Philip Morris has upped its bid for respiratory drugmaker Vectura to over £1bn as the takeover deal, which is being “closely monitored” by the government, has raised public interest questions.
Philip Morris International (PMI) raised its offer to £1.65 per share, valuing Vectura at £1.02bn, after private equity firm Carlyle made an offer of £958m on Friday, according to reports.
The British pharmaceutical company said on Friday that it believed it could be better positioned under Carlyle’s ownership, noting the “reported uncertainties relating to the impact on Vectura’s wider stakeholders arising as a result of the possibility of the company being owned by PMI”.
Vectura makes inhaled medicines and devices to treat respiratory illnesses such as asthma, and other smoking and non-smoking related illnesses.
The maker of Marlboro cigarettes said it plans for Vectura, which counts Novartis and GSK among its customers, to operate as an independent unit and be at the centre of its inhaled therapeutics business.
PMI has been exploring opportunities beyond its core products to expand into the wider healthcare market.
The somewhat paradoxical move by the tobacco giant prompted Labour shadow ministers to write a letter urging the government to consider blocking it.
Under the Enterprise Act 2002, Business secretary Kwasi Kwarteng has powers to intervene in problematic mergers on the grounds of public interest and said government will “monitor the situation closely”.

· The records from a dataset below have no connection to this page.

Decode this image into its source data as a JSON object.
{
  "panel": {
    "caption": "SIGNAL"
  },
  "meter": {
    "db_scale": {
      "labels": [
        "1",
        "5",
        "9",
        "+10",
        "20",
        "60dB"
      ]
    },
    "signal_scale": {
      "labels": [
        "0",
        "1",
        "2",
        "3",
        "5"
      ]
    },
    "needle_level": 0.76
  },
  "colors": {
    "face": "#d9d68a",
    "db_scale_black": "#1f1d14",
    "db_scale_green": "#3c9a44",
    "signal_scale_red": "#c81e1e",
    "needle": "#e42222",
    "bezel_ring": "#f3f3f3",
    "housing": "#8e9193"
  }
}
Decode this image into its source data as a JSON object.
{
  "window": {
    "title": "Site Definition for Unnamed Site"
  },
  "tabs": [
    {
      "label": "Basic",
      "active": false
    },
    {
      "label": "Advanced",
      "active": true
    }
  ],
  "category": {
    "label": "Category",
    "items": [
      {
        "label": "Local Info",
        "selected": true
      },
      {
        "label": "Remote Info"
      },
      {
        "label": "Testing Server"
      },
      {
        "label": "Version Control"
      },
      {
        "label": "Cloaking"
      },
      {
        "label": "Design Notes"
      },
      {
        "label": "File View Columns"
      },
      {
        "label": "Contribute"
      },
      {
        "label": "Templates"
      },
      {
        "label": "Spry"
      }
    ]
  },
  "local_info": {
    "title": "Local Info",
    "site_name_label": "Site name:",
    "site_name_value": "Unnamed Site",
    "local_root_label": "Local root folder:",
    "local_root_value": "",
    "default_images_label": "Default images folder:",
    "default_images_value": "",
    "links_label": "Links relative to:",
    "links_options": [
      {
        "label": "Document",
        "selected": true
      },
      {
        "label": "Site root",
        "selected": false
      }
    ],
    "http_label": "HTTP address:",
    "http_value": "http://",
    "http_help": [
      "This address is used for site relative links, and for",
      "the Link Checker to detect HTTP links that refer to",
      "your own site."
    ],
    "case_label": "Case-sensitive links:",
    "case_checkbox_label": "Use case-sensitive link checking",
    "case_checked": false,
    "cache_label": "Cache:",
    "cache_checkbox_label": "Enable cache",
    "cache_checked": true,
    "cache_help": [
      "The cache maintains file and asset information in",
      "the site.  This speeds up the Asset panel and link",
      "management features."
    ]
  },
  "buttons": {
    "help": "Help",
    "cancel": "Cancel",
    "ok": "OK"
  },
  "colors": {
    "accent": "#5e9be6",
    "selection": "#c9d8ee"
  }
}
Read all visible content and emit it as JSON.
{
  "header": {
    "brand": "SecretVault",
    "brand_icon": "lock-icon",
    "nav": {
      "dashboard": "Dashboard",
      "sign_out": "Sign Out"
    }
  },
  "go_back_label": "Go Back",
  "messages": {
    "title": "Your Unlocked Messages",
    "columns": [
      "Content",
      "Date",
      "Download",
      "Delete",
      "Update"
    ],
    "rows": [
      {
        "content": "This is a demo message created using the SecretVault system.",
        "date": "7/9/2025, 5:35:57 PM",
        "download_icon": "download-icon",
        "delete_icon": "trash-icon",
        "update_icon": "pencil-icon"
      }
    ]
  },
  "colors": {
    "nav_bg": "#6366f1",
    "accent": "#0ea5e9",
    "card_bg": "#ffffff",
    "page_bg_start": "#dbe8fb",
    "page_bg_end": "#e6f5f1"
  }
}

Labour shadow health secretary, Jonathan Ashworth, said that government “must take their responsibilities seriously and reassure the public that a company like Philip Morris won’t be able to profit from health conditions caused by the very products they manufacture”.